Engagement  strategies  for  classroom  instruction  are  now more  important  than  ever  with  many schools utilizing remote learning options. Classroom engagement allows teachers to keep students focused on the lesson, create a classroom community, and monitor students’ progress. However, many teachers have struggled with incorporating engagement strategies into the online platform. Several  traditional  classroom  engagement strategies  can  be  modified  to  fit  the  online  learning modality. In this article, the authors describe several classroom engagement strategies, including Quick  Draw,  One  Word Splash,  Think-Pair-Share,  Secret  Answer  and  Response Cards.  The authors  discuss  their  personal  experience  with incorporating  these  strategies  into  the  online modality. Some modifications for the online classroom include utilizing features in Zoom or other video conferencing websites, including breakout rooms, chat features, emojis, and whiteboards. These strategies can increase engagement for students of all grade levels, Kindergarten through collegiate. Incorporating these strategies can assist teachers in increasing student engagement and therefore increasing student self-efficacy and success rates. 

Keywords: Engagement strategies, Zoom, Technology, Online learning

Project Management Tools in the Classroom: Using the Atlassian Tool Suite in the Classroom 

Mark Reha, Grand Canyon University

Victoria Fai, Grand Canyon University

DOI: 10.9743/JIR.2021.9

We’ve all heard it before from our students that they are pressed for time, struggle to manage their time, and often do not have the training and tools to help them out. Are there some cost-effective tools that could be used by both faculty and students to help solve this problem? This paper documents the results of analyzing one such tool that could be used in academia to help students solve this problem especially for complex and lengthy courses, such as a Senior Capstone Project.

Padlet: The Multi-Purpose Web 2.0 Tool

Shaunna Waltemeyer, Grand Canyon University

Jason R. Hembree, Grand Canyon University

Helen G. Hammond, Grand Canyon University

DOI: 10.9743/JIR.2021.10

For  many  faculty,  Padlet  has  become  an  important  Web  2.0  tool  in  face-to-face  and  online instruction.   The  faculty in  the College  of  Business  at  a  large  private  university  located  in  the Southwest United States examined best practices in the use of Padlet in the online classroom and explored how  else  this  Web  tool  can  be  used. While integration  of this  resource  to  augment classroom instruction is the primary application, faculty in this example identified additional ways to  engage  and  collaborate with  Padlet.    Recommendations  for  use  included student  resources, instructor  collaboration,  student  collaboration,  practitioner starter  kits,  faculty  starter  kits,  and conference resources.

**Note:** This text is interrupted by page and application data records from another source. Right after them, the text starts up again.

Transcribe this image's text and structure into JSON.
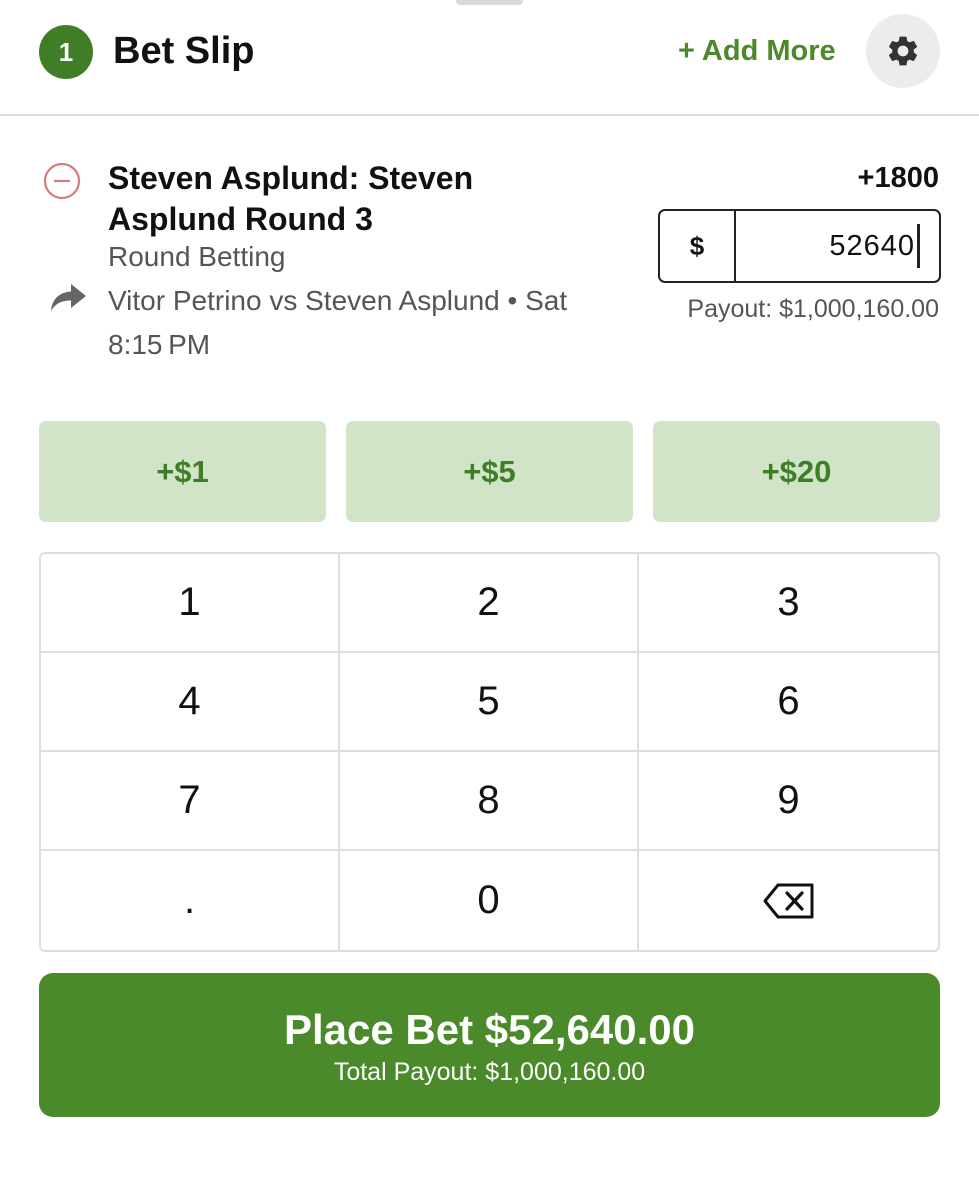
{
  "header": {
    "count": "1",
    "title": "Bet Slip",
    "add_more": "+ Add More"
  },
  "bet": {
    "selection": "Steven Asplund: Steven Asplund Round 3",
    "market": "Round Betting",
    "event": "Vitor Petrino vs Steven Asplund • Sat 8:15 PM",
    "odds": "+1800",
    "currency": "$",
    "wager": "52640",
    "payout": "Payout: $1,000,160.00"
  },
  "quick_add": [
    {
      "label": "+$1"
    },
    {
      "label": "+$5"
    },
    {
      "label": "+$20"
    }
  ],
  "keypad": {
    "keys": [
      "1",
      "2",
      "3",
      "4",
      "5",
      "6",
      "7",
      "8",
      "9",
      ".",
      "0"
    ],
    "backspace_icon": "backspace-icon"
  },
  "place_bet": {
    "label": "Place Bet $52,640.00",
    "total_payout": "Total Payout: $1,000,160.00"
  },
  "colors": {
    "brand_green": "#4a8a2a",
    "badge_green": "#3f7d27",
    "quick_bg": "#d2e4c8",
    "remove_red": "#d97a7a"
  },
  "icons": {
    "settings": "gear-icon",
    "remove": "remove-circle-icon",
    "share": "share-arrow-icon"
  }
}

Applications and suggestions for each are provided. Conference  resources,  consulting  resources,  faculty  collaboration, higher  education,  online learning, Padlet, student collaboration, Web 2.0.

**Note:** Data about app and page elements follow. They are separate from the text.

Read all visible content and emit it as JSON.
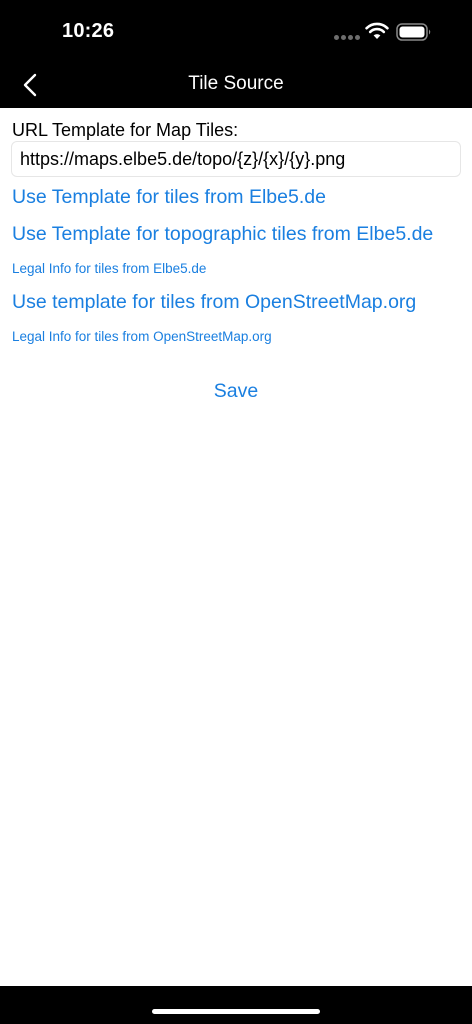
{
  "status_bar": {
    "time": "10:26"
  },
  "nav": {
    "title": "Tile Source",
    "back_icon": "chevron-left-icon"
  },
  "form": {
    "url_label": "URL Template for Map Tiles:",
    "url_value": "https://maps.elbe5.de/topo/{z}/{x}/{y}.png"
  },
  "links": {
    "elbe5_template": "Use Template for tiles from Elbe5.de",
    "elbe5_topo_template": "Use Template for topographic tiles from Elbe5.de",
    "elbe5_legal": "Legal Info for tiles from Elbe5.de",
    "osm_template": "Use template for tiles from OpenStreetMap.org",
    "osm_legal": "Legal Info for tiles from OpenStreetMap.org"
  },
  "save_label": "Save",
  "colors": {
    "accent": "#1a7fe0",
    "bar_background": "#000000",
    "content_background": "#ffffff"
  }
}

Let’s Collaborate! Course Content Collaboration: Global Business and Servant Leadership

Merri Pederson, Grand Canyon University      

Helen G. Hammond, Grand Canyon University

DOI: 10.9743/JIR.2021.11

It is not uncommon for faculty to engage students in collaborative efforts within the online and face-to-face classroom setting.  From a best practice perspective, it is valuable to consider other collaboration  opportunities.  Based  on  this  idea, two  faculty from  a  private  Christian  University decided  to conduct  a  cross-course  collaboration  between students  in an adult Global  Business course and students in a traditional Servant Leadership course. The cross-course collaboration was examined  through  the  lens  of Bandura’s Social Learning theory. The key  takeaways included potential teaching best practices through cross-course collaboration. The benefits of enhanced 21st-century leadership skills, specifically in the areas of presentation skills, problem solving skills, and communication skills may also be realized.

Viewed 883 times